Excerpts from these poems are great options for cards or a fun read-aloud.
16. "The Old Codger’s Lament” by Carl Rakosi
Many older people reminisce about the way things used to be. If they’re very old, they may even remember a time when the countryside looked different. Many major cities didn’t even exist decades ago.
This poem follows an old man who laments that no one will listen to him. No one wants to hear his stories about how it used to be. He realizes, though, this isn’t against him. Rakosi believes that he lives in a time when no one will admit their age.
17. "The Four Ages of Man” by Anne Bradstreet
Bradstreet, an American Puritan poet from the 16th century, provided a tongue-in-cheek approach to looking at age. She pokes fun at each stage of life, from childhood to old age. Once everyone is ready to listen to the elderly, though, Bradstreet says they won’t speak. This paradox is part of life.
18. "Passing Through” by Stanley Kunitz
This poem was written as a reflection on Kunitz’s 79th birthday. Due to a freak accident, there was little record of Kunitz’s actual existence as a child—meaning he did not even have a birth certificate to acknowledge his date of birth. In the poem though Kunitz feels more settled. He realizes that life is only a phase, just like death.
19. "What I Learned from My Mother” by Julia Kasdore
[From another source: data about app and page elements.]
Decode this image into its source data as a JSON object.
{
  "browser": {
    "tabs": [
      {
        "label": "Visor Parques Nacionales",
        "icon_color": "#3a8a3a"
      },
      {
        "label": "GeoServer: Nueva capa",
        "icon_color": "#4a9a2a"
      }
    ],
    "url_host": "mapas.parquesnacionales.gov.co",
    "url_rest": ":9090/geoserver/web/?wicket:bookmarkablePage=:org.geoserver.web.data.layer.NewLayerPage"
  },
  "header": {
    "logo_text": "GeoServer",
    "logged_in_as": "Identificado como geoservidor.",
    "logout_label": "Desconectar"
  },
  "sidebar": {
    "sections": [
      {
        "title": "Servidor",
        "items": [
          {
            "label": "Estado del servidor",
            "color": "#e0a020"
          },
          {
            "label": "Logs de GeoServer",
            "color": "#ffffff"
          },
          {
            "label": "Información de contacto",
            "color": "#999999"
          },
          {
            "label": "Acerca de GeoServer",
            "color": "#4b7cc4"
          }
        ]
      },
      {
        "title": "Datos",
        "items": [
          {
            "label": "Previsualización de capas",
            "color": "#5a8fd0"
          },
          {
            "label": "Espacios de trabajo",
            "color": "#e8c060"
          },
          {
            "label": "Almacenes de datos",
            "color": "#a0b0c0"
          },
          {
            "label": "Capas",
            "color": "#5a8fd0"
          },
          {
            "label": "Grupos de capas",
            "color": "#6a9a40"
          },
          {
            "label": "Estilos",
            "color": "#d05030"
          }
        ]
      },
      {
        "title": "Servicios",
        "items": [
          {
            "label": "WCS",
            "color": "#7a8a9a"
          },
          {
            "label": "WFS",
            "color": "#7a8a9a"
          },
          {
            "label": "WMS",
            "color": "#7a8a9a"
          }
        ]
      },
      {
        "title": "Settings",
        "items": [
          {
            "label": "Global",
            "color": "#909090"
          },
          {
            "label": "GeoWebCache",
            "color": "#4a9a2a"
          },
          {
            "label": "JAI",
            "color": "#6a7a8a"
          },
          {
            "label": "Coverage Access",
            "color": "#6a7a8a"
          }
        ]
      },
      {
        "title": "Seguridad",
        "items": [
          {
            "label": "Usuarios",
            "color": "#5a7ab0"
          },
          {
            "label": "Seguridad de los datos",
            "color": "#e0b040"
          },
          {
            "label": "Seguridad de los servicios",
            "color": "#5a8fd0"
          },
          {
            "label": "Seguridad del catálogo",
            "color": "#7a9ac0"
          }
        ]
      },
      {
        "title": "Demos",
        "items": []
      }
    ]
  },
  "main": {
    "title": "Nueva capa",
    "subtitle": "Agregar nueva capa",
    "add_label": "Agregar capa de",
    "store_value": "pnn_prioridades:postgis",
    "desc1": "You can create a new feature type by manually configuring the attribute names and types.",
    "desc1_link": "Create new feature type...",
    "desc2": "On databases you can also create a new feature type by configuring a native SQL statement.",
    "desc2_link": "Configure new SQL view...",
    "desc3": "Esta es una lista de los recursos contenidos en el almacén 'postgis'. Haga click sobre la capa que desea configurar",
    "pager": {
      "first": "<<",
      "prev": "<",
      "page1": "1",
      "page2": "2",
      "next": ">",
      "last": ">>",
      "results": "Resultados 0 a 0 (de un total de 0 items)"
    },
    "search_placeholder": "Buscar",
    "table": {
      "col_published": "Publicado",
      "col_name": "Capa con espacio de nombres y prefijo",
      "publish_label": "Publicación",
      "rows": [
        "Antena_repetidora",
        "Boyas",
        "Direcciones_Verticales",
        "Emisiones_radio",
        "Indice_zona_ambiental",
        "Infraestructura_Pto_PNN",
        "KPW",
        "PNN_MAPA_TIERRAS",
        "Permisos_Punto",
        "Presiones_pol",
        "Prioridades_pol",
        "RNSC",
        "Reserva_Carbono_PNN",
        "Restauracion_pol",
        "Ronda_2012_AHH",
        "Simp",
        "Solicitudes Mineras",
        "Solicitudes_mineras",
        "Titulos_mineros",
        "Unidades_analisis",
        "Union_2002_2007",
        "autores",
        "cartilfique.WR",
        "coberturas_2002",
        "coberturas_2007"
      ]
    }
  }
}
Learning things from your mother is part of life. As she ages, she passes them down to you. Some things can’t be taught, though. They can only be learned through example. Comforting others, knowing the right things to say … these only come through example.
20. "On the Eve of A Birthday” by Timothy Steele
Hitting a momentous age often lends itself to contemplation. “On the Eve of A Birthday,” Steele thinks about his life and finds that he’s ultimately content with it.
Use the Gift of Poetry
You can use these poems to accompany a gift or a card. You can also post them on social media, and tag your loved one. Using the gift of poetry can bring a smile to anyone, especially those who write.